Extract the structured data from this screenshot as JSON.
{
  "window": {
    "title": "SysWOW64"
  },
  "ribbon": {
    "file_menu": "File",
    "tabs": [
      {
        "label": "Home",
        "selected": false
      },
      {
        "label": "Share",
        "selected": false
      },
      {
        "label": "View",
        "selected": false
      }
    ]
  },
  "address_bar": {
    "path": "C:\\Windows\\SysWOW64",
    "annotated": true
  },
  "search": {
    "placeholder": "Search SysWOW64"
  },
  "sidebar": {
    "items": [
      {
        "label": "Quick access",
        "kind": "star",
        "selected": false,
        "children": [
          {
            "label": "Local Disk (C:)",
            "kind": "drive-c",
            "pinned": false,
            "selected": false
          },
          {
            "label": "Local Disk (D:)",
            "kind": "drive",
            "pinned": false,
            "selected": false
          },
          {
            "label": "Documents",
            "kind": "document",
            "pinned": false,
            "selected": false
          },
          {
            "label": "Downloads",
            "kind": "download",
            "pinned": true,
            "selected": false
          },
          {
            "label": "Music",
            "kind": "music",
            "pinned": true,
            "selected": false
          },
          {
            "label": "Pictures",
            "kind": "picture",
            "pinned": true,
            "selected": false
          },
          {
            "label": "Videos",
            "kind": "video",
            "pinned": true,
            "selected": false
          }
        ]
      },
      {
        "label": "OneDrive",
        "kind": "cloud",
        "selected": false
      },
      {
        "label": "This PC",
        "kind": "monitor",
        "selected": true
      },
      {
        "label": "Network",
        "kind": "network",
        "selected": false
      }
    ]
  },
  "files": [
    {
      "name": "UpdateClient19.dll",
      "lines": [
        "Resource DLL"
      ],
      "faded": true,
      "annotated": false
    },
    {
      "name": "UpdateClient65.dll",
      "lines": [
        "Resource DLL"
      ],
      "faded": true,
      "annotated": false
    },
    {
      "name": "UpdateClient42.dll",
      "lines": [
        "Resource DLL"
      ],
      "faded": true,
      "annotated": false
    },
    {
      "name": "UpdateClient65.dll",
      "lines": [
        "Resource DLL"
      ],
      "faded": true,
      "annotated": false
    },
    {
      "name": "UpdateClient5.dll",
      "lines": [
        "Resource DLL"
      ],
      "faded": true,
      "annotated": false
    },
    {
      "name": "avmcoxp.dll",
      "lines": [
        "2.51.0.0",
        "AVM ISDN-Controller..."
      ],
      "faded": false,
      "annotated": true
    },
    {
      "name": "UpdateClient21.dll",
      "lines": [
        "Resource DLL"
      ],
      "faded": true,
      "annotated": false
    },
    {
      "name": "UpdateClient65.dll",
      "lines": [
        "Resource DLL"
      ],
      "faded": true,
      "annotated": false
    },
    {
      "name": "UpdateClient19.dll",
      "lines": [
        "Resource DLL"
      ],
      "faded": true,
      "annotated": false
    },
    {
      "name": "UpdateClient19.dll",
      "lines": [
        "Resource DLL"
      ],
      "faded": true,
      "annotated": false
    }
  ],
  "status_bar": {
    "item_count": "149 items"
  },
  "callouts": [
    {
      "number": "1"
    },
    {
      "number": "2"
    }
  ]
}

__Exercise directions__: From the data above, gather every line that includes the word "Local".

__Answer to this task__:
            "label": "Local Disk (C:)",
            "label": "Local Disk (D:)",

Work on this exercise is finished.